Tuesday, March 27, 2007

Who stole the kitchen?

You would have thought that not having a kitchen would be a perfect excuse to eat out every night in members of that exclusive club, the Rod K Restaurant Network, but that's a lesson in bankruptcy that I wanted to avoid. When the only choices for family sustenance were to find decent take-aways (now there's a non-sequitor), or to eat in local pubs, I had hoped that we would have struck lucky more often than not.

The old kitchen, despite being a mere ten years old, was beginning to show its age and the fact that it was probably the last thing on the builder's budget when he put the house together in the first place. We trawled many of the kitchen outfits, and our plans were scaled back as the costs of our chosen lavish designs approached those of the Bank of England bullion reserves.

It was interesting that these places used wildly different techniques to squeeze all of their shiny cupboards, worktops and appliances in to our slightly strange shaped kitchen space. B and Q, who have had some quite awful press reports about the state of their installation service which ultimately put us off, went for the 3D graphics and multiple viewpoints afforded by their software based approach. This was all suitably whizzy and changes could be filtered through the thought, design, acceptance and printed parts list cycle in the time it takes Bill Gates to ship a few hundred more copies of Windows.

The other point which sank it from their point of view, was that they wanted all of the money up front, which doesn't exactly motivate them to make good job of installing it, not to mention tying up all those funds for several weeks.

Optiplan however, used the rather more last century pencil and paper design process, but Marcia, the designer, ultimately understood our needs more fully and persevered through our many changes of mind, layout and general lack of firm decision making. So technology not quite as cracked up as it makes out eh?

We finally went ahead with them and after a classy piece of work by Paul, one of their recommended installers, we are now the proud owners of a sophisticated grown-up looking space with 'A' rated appliances in which to prepare 'five star' rated food, or so we would hope.

Don't come round just yet though, it isn't finished. The only downside of going for granite as a worktop material is that there is a ten day turnaround for manufacture from the production of hardboard templates.
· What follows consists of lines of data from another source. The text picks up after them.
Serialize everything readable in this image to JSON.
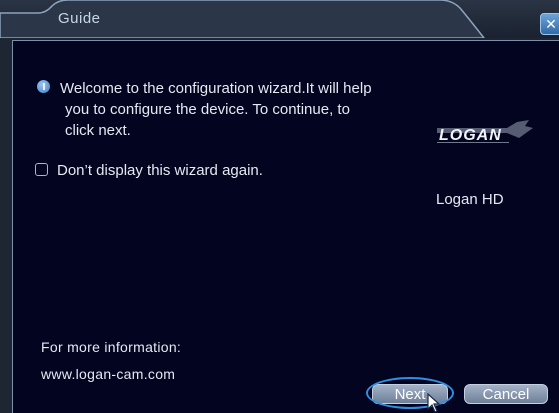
{
  "window": {
    "title": "Guide",
    "close_glyph": "✕"
  },
  "content": {
    "welcome_lines": [
      "Welcome to the configuration wizard.It will help",
      "you to configure the device. To continue, to",
      "click next."
    ],
    "checkbox_label": "Don’t display this wizard again.",
    "checkbox_checked": false,
    "logo_text": "LOGAN",
    "brand_name": "Logan HD",
    "more_info_label": "For more information:",
    "website": "www.logan-cam.com"
  },
  "buttons": {
    "next_label": "Next",
    "cancel_label": "Cancel"
  },
  "colors": {
    "panel_background": "#03041f",
    "accent_blue": "#2f8fe0"
  },
  "icons": {
    "info": "info-icon",
    "close": "close-icon",
    "cursor": "mouse-cursor-icon"
  }
}
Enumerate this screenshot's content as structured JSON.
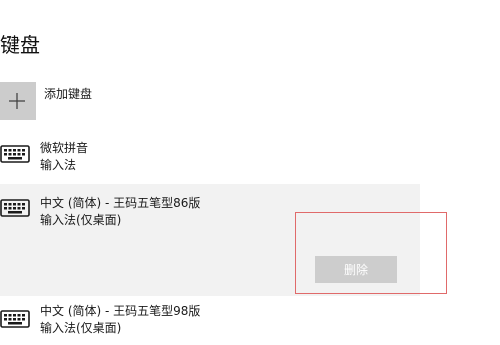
{
  "page": {
    "title": "键盘"
  },
  "add_keyboard": {
    "label": "添加键盘",
    "icon": "plus-icon"
  },
  "keyboards": [
    {
      "name": "微软拼音",
      "type": "输入法",
      "icon": "keyboard-icon"
    },
    {
      "name": "中文 (简体) - 王码五笔型86版",
      "type": "输入法(仅桌面)",
      "icon": "keyboard-icon"
    },
    {
      "name": "中文 (简体) - 王码五笔型98版",
      "type": "输入法(仅桌面)",
      "icon": "keyboard-icon"
    }
  ],
  "selected_item": {
    "delete_label": "删除"
  },
  "colors": {
    "selected_background": "#f2f2f2",
    "highlight_border": "#e06a6a",
    "disabled_button": "#cdcdcd"
  }
}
This hampers (no pun intended) our cooking efforts as we have no desire for yesterday's bolgnese sauce to end up forever entombed in granite behind those sleek cupboards. Just imagine the whiff! On second thoughts don't, just don't.

Tuesday, March 06, 2007

Moving to an electronic beat

It seems my whole life has been dominated by electronic music. I was in love with the synthesizer from an early age and the sounds made by Emerson, Lake and Palmer, Yes, Rick Wakeman etc., were my favourite bands during my formative teenage years.

In the late seventies, the punk era exploded on the scene and swept my friends and me away on a tidal wave of saliva and adrenalin induced sub-three minute songs. Being a Peel devotee however, and here was a man who was untroubled by musical labelling, my safety pin years were expanded by reggae, pub rockers, obscure folk guitarists, jazz funkers and a plethora of styles. There was one missing ingredient though: the death of the concept album, outlawed by the punk police, caused synth lead music to take a back seat in the road trip of life.

There must have been electronic music in the eighties(Tears for Fears anyone?), but it passed me by, and the early nineties weren't much better with classical piano making inroads: I had got married after all and the influence of a significant other has to make a difference to your life in more ways than one. Children entered my world in the middle nineties - there I told you married life would change me - and their demands meant that music, apart from the beats of the nursery, slipped further into the background.

The pattern continued until a series of events propelled me back to where I had started. The first was when the Chemical Brothers 'Hey Boy, Hey Girl' came on the radio and the children were grooving along in the back of the car and the simplicity and repetition anchored on a receptor deep inside my brain, locked away, dormant, for many years. This was followed by The Launch by DJ Jean, a superb crescendo-building electronic-fest, which hooked me in further, and was finally cemented by a few years of preparing a delicious evening meal to the sounds of Judge Jules' Saturday evening dance show on Radio 1.

I was now completely sold on dance music: the sheer energy and euphoria created by those greater than heart-rate beats per minute which quicken your pulse and intoxicate your cerebral cortex. The latest phase of my musical development has been to discover that electronic music comes in a whole range of tempos, and that there is a tune out there that will match any mood.

Lately I have been listening to slower material like Jochen Trappe's 'Glitch', 'Leftorium' by Anil Chawla/Dale Anderson and Chris Lake/Sebastien Leger's 'Aqualight'. All these pieces can generate a beautiful calm which descends from your grey matter to your toes, relaxing everything in between. My musical education continues with new styles and new cadences: filling my Ipod with a range of material to wake up to, or to go to sleep by.

And in the words of Pete Tong, "we continue"...